● What the exercise asks
Every record below must be returned word for word, with the pictures left out.
------ Supplied material ------
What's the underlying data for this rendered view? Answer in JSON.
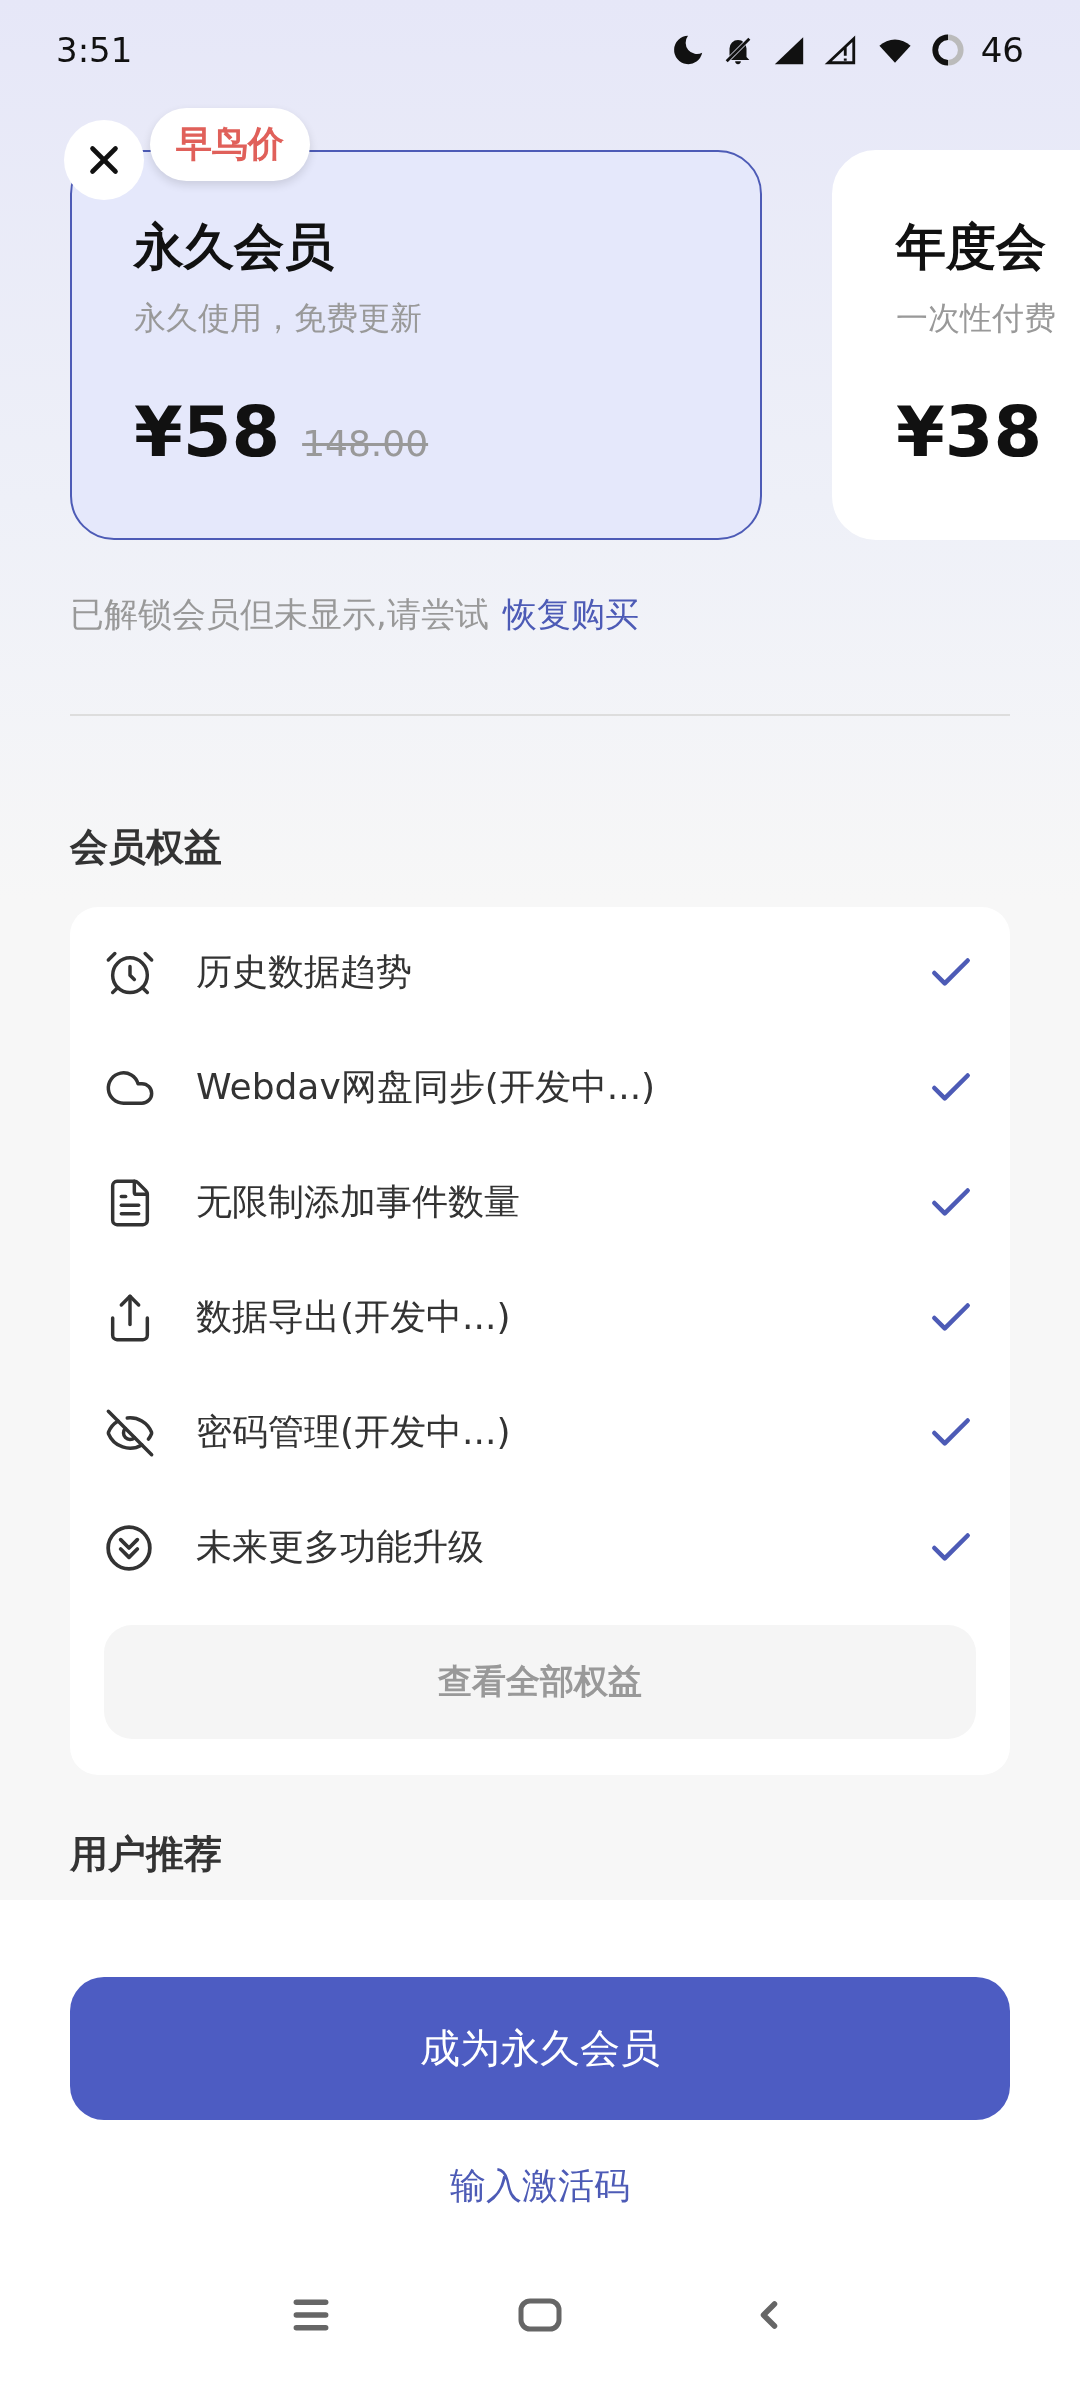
{
  "status_bar": {
    "time": "3:51",
    "battery": "46"
  },
  "plans": [
    {
      "name": "永久会员",
      "desc": "永久使用，免费更新",
      "price": "¥58",
      "original_price": "148.00",
      "badge": "早鸟价",
      "selected": true
    },
    {
      "name": "年度会",
      "desc": "一次性付费",
      "price": "¥38",
      "selected": false
    }
  ],
  "restore": {
    "text": "已解锁会员但未显示,请尝试",
    "link": "恢复购买"
  },
  "benefits": {
    "title": "会员权益",
    "items": [
      "历史数据趋势",
      "Webdav网盘同步(开发中...)",
      "无限制添加事件数量",
      "数据导出(开发中...)",
      "密码管理(开发中...)",
      "未来更多功能升级"
    ],
    "see_all": "查看全部权益"
  },
  "recommend_title": "用户推荐",
  "primary_button": "成为永久会员",
  "activation_link": "输入激活码"
}
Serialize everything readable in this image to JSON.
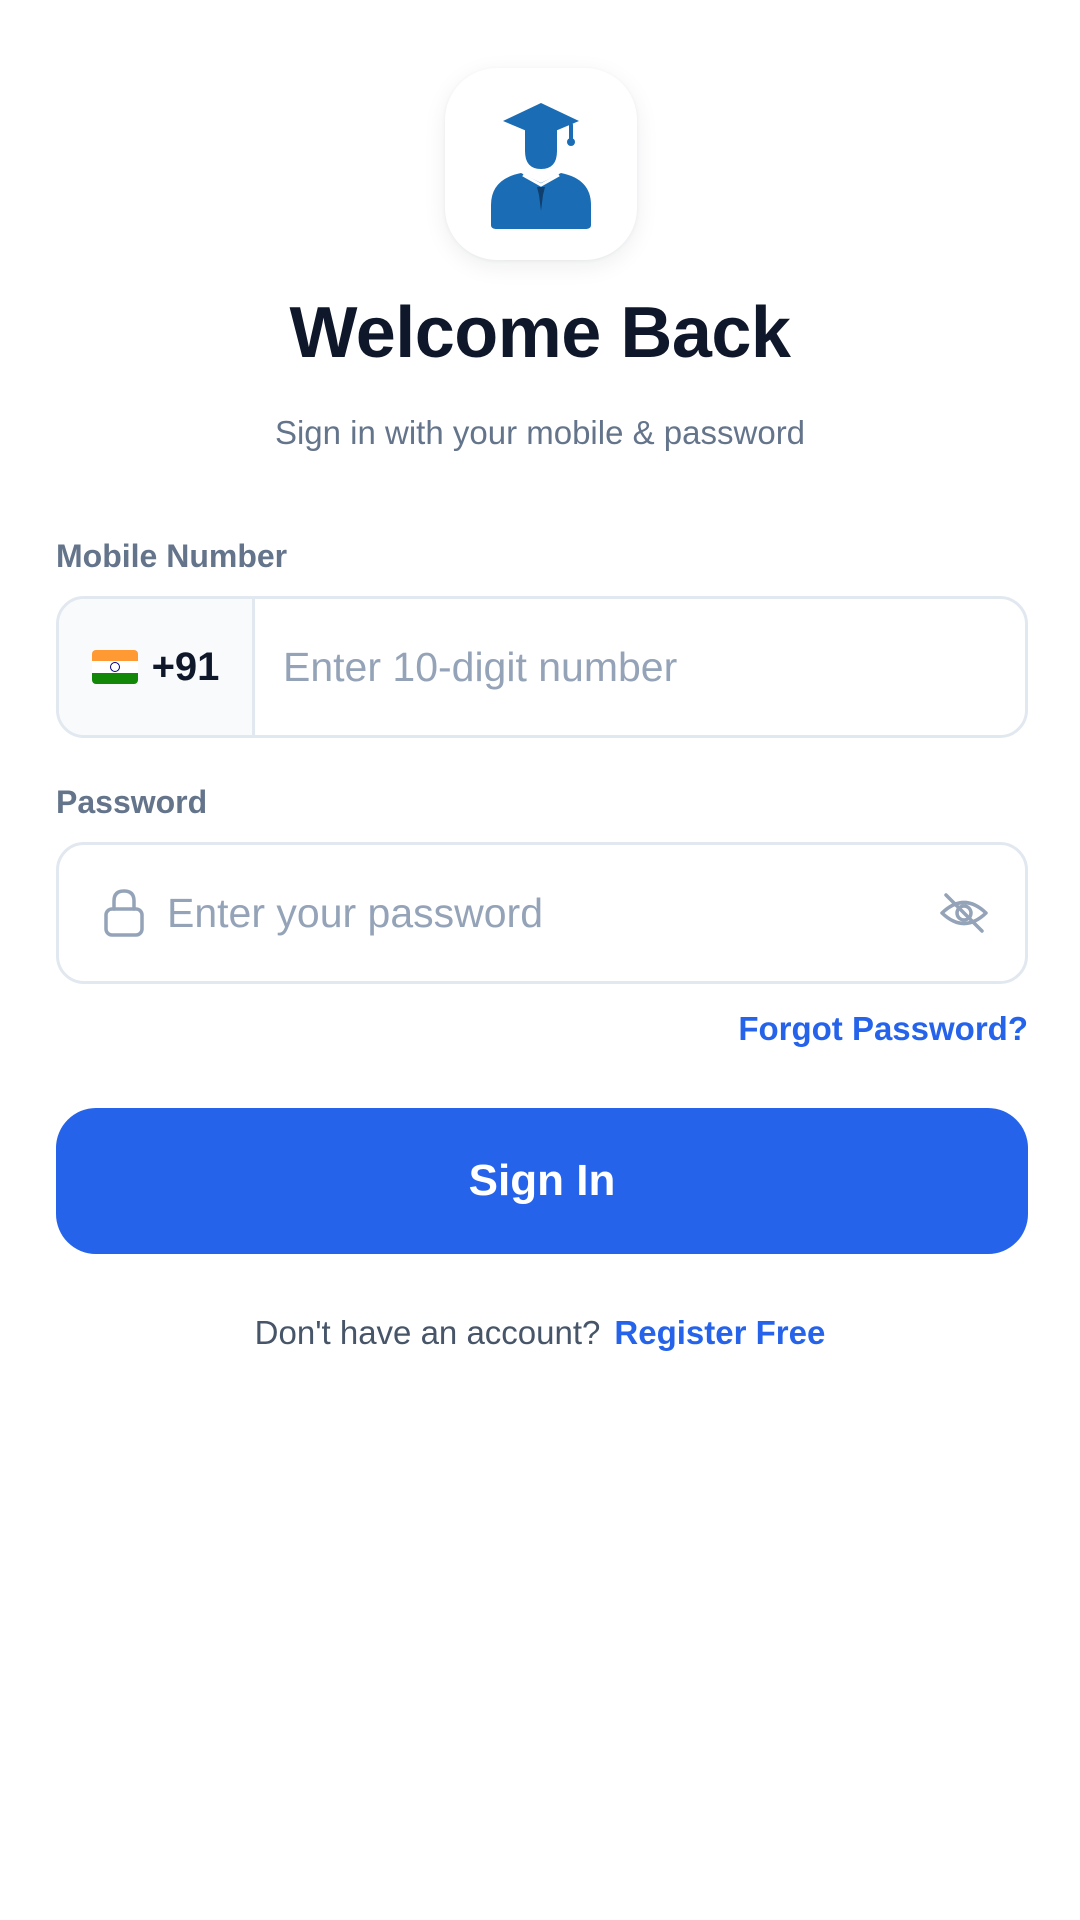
{
  "header": {
    "title": "Welcome Back",
    "subtitle": "Sign in with your mobile & password"
  },
  "logo": {
    "icon": "graduate-student-icon",
    "color": "#1a6db5"
  },
  "mobile": {
    "label": "Mobile Number",
    "country_flag": "india-flag-icon",
    "country_code": "+91",
    "placeholder": "Enter 10-digit number",
    "value": ""
  },
  "password": {
    "label": "Password",
    "placeholder": "Enter your password",
    "value": "",
    "lock_icon": "lock-icon",
    "visibility_icon": "eye-off-icon"
  },
  "links": {
    "forgot_password": "Forgot Password?"
  },
  "actions": {
    "sign_in_label": "Sign In"
  },
  "register": {
    "prompt": "Don't have an account?",
    "link": "Register Free"
  },
  "colors": {
    "primary": "#2563eb",
    "title": "#0f172a",
    "muted": "#64748b",
    "border": "#e2e8f0",
    "placeholder": "#94a3b8"
  }
}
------
● Output for this task
What's the underlying data for this rendered view? Answer in JSON.
{
  "status_bar": {
    "time": "3:51",
    "battery": "46"
  },
  "plans": [
    {
      "name": "永久会员",
      "desc": "永久使用，免费更新",
      "price": "¥58",
      "original_price": "148.00",
      "badge": "早鸟价",
      "selected": true
    },
    {
      "name": "年度会",
      "desc": "一次性付费",
      "price": "¥38",
      "selected": false
    }
  ],
  "restore": {
    "text": "已解锁会员但未显示,请尝试",
    "link": "恢复购买"
  },
  "benefits": {
    "title": "会员权益",
    "items": [
      "历史数据趋势",
      "Webdav网盘同步(开发中...)",
      "无限制添加事件数量",
      "数据导出(开发中...)",
      "密码管理(开发中...)",
      "未来更多功能升级"
    ],
    "see_all": "查看全部权益"
  },
  "recommend_title": "用户推荐",
  "primary_button": "成为永久会员",
  "activation_link": "输入激活码"
}
Serialize everything readable in this image to JSON.
{
  "header": {
    "title": "Welcome Back",
    "subtitle": "Sign in with your mobile & password"
  },
  "logo": {
    "icon": "graduate-student-icon",
    "color": "#1a6db5"
  },
  "mobile": {
    "label": "Mobile Number",
    "country_flag": "india-flag-icon",
    "country_code": "+91",
    "placeholder": "Enter 10-digit number",
    "value": ""
  },
  "password": {
    "label": "Password",
    "placeholder": "Enter your password",
    "value": "",
    "lock_icon": "lock-icon",
    "visibility_icon": "eye-off-icon"
  },
  "links": {
    "forgot_password": "Forgot Password?"
  },
  "actions": {
    "sign_in_label": "Sign In"
  },
  "register": {
    "prompt": "Don't have an account?",
    "link": "Register Free"
  },
  "colors": {
    "primary": "#2563eb",
    "title": "#0f172a",
    "muted": "#64748b",
    "border": "#e2e8f0",
    "placeholder": "#94a3b8"
  }
}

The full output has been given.